Burnham, Cleaver-Brooks (2013) — $30 Million
Burnham and Cleaver-Brooks exposed American workers to asbestos-tainted boilers. Five tradesmen who worked in steamfitting, plumbing, and construction industries filed a lawsuit against the companies after being diagnosed with mesothelioma.
Both companies were found guilty of negligently and recklessly exposing workers to asbestos, and were hit with a combined $30 million verdict.
U.S. Steel (2003) — $250 Million
After working at U.S. Steel’s Gary, Indiana plant for 30 years, Roby Whittington developed mesothelioma. The company used asbestos in their insulation.
The jury hit U.S. Steel with a $250 million verdict—$50 million in compensation and $200 million in punitive damages. At the time, it was the largest single award in asbestos litigation.
Halliburton (2002) — $4 Billion
In 2002, Halliburton paid $4 billion in cash and stock to settle 300,000 asbestos claimants and future claimants. The Dallas-based oil company inherited the majority of the lawsuits when they acquired Dresser Industries four years earlier.
Union Carbide, United States Gypsum, et. al. (2000) — $160 Million
In 2000, 18 leading asbestos manufacturers, including Union Carbide and United States Gypsum (USG), agreed to settle 4,000 asbestos-related personal injury claims filed in Mississippi court. Altogether, the asbestos manufacturers paid $160 million to claimants.
Shortly after, USG declared bankruptcy. In total, they paid more than $450 million in asbestos litigation.
The Manville Corporation (1988) — $4.3 Billion
Manville's compensation fund has paid $4.3 billion to claimants.
The Manville Corporation was one of the leading asbestos manufacturers of its time. When they declared bankruptcy in 1982, they were the largest and richest company to ever do so.

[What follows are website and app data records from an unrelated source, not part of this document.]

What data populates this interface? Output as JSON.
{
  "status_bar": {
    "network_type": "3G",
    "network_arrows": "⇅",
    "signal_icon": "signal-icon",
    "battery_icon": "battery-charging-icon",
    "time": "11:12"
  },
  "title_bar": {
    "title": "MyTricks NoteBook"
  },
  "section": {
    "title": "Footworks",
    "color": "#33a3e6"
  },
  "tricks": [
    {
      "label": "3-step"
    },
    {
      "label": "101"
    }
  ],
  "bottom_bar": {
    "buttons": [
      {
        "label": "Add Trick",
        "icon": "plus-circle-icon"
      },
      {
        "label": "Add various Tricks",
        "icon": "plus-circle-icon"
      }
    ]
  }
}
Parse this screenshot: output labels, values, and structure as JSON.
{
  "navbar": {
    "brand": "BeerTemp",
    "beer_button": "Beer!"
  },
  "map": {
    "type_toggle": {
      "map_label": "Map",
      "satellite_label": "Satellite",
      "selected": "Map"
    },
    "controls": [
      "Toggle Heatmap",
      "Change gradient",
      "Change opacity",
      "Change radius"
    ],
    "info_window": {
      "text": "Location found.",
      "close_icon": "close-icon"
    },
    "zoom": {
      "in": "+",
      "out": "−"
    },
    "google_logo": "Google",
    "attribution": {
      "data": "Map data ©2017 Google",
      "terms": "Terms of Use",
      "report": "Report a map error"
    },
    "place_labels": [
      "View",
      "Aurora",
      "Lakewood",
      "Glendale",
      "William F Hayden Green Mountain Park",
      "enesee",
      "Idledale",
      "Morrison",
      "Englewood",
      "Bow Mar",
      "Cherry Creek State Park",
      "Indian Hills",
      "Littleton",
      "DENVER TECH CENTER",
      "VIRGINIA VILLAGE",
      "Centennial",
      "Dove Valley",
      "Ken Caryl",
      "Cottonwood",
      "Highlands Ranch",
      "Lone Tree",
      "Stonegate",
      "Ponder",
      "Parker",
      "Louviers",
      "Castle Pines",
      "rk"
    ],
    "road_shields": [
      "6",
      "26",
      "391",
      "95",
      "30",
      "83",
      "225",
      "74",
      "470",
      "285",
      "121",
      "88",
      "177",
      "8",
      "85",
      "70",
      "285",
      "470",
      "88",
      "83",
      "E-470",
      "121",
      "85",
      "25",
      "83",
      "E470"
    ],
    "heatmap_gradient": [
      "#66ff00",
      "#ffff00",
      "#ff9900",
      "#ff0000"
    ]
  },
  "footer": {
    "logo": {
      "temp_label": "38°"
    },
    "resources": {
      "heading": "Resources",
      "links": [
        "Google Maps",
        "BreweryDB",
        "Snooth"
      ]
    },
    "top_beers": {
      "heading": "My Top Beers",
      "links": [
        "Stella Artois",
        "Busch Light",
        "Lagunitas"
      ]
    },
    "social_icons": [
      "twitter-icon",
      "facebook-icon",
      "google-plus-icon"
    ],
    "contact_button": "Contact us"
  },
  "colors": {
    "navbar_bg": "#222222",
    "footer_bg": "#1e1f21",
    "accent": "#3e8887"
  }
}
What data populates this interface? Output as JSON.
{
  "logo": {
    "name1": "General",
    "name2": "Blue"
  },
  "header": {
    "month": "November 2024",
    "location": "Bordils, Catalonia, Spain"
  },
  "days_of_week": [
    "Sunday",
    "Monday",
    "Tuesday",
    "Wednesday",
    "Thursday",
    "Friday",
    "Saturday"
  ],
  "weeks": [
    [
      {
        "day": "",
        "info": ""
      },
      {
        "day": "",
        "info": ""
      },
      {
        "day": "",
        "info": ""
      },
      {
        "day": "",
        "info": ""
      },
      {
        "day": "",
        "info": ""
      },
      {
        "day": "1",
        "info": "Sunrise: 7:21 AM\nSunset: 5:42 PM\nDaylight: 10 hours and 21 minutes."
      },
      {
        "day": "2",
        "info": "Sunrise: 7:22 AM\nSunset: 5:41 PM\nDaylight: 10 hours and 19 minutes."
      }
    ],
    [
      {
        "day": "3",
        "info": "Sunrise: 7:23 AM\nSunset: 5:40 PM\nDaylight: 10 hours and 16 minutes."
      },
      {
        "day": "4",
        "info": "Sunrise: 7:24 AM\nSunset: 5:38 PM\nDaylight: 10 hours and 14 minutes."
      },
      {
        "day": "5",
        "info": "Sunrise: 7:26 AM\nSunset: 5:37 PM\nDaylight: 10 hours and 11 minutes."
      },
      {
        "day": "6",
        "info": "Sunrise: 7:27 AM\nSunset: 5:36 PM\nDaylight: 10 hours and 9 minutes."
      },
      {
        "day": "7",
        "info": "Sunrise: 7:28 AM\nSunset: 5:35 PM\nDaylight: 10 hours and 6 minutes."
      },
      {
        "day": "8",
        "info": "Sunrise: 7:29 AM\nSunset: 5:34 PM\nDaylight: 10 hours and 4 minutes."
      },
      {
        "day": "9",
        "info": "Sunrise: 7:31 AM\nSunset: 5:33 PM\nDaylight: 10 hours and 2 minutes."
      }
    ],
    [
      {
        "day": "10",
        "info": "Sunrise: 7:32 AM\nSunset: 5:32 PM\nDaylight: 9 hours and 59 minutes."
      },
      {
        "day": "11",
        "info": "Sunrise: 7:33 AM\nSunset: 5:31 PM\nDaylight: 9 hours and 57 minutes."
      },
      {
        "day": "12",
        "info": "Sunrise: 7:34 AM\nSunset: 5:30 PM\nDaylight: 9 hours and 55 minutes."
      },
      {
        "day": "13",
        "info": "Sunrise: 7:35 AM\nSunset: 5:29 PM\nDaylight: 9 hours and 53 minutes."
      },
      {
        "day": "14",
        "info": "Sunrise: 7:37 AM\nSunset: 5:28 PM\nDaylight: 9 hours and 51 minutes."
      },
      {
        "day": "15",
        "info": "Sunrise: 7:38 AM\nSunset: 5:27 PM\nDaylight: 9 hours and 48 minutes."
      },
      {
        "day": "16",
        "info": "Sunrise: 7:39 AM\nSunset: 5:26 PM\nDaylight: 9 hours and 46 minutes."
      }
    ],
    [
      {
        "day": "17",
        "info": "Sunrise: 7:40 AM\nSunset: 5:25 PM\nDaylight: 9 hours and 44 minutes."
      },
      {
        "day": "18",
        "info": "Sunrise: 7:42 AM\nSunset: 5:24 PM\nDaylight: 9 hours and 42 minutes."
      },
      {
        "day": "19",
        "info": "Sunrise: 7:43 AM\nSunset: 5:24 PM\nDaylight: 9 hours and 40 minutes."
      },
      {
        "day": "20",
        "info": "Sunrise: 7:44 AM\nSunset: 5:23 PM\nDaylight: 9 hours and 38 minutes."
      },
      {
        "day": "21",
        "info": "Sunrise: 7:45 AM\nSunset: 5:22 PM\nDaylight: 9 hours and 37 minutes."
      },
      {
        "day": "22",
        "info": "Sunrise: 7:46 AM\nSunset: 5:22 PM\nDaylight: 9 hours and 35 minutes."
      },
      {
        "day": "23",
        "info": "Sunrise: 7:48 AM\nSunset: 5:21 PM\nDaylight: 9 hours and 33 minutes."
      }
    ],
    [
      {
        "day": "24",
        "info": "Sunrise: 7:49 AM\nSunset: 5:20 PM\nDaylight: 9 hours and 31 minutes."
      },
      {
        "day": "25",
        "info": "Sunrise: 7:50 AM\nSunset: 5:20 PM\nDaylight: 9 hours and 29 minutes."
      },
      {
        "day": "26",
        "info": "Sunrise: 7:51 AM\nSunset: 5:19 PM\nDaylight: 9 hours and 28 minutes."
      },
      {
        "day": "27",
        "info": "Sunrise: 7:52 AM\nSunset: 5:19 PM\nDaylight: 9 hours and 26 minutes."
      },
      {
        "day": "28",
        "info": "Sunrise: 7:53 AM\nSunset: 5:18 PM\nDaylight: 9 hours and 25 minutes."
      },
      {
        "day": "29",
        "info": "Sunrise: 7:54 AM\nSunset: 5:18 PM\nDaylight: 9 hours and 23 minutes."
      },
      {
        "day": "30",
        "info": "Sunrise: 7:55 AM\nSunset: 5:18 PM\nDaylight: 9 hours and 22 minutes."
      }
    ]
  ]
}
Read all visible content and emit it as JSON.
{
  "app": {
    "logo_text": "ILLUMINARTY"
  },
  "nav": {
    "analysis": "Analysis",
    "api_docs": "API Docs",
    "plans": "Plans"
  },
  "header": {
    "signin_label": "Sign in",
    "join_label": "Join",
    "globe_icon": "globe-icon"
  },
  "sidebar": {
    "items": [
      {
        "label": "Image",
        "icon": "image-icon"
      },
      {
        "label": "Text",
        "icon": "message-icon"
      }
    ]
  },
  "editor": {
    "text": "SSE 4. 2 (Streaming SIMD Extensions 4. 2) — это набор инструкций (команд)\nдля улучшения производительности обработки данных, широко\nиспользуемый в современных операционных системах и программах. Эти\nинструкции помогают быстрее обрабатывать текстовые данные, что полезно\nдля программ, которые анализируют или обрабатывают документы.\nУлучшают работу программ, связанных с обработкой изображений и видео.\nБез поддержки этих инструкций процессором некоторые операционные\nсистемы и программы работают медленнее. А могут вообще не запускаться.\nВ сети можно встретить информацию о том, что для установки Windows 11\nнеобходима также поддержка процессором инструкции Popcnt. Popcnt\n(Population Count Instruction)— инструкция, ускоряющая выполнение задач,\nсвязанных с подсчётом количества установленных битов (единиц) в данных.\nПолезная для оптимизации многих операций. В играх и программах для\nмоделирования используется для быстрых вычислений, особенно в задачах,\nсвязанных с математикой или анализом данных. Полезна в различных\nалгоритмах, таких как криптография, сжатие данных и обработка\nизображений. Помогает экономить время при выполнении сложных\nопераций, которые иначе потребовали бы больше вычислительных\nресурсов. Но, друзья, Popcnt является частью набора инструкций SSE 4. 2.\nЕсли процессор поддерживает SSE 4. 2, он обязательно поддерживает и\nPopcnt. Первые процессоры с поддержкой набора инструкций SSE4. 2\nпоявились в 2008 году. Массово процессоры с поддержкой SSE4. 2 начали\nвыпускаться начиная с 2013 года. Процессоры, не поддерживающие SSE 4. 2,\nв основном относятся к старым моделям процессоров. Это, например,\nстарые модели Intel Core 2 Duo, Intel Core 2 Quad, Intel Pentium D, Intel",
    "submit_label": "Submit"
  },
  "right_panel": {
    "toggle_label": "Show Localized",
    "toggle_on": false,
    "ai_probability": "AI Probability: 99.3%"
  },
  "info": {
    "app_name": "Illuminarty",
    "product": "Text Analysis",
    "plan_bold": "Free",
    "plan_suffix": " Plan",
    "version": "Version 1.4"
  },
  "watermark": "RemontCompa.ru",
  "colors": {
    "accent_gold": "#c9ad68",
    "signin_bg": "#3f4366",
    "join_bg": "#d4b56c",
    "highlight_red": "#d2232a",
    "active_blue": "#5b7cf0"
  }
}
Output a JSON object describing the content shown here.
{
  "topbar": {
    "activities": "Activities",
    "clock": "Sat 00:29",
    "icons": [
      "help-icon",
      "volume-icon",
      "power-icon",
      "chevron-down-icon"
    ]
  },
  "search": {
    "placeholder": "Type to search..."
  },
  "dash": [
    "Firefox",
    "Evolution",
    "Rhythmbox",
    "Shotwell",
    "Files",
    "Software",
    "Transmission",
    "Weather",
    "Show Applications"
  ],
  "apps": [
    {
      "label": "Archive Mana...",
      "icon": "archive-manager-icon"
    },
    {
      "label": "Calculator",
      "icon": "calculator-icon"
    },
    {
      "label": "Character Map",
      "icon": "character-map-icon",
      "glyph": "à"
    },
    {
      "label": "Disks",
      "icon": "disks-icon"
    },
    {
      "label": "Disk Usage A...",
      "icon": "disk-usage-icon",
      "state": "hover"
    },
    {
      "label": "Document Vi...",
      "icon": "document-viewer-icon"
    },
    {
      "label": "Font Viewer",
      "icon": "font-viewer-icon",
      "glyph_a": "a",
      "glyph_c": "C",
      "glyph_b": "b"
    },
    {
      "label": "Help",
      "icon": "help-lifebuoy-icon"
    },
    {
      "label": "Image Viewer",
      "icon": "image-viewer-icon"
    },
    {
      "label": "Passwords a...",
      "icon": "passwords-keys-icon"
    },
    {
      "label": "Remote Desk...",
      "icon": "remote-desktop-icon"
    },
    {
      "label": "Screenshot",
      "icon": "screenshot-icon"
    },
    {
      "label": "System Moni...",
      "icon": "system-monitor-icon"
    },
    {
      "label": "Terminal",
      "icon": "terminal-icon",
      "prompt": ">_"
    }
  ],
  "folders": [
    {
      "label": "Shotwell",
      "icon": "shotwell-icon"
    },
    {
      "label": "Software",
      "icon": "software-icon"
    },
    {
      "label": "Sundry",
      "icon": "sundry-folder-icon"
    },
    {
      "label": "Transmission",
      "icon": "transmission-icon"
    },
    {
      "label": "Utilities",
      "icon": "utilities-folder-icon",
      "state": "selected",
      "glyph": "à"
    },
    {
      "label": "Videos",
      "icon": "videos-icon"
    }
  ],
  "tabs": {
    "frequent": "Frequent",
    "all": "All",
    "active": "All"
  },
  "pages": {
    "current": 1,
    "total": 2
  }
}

In 1988, they established the first asbestos compensation trust fund. As of 2013, the fund had paid $4.3 billion to claimants.
We Will Fight for You
Mesothelioma is a fatal form of cancer that has devastated countless families across America. If you or a loved one were diagnosed with mesothelioma, you may be owed money.
Contact us for a free, no-obligation case review. Our legal team will answer any questions you may have about filing a lawsuit.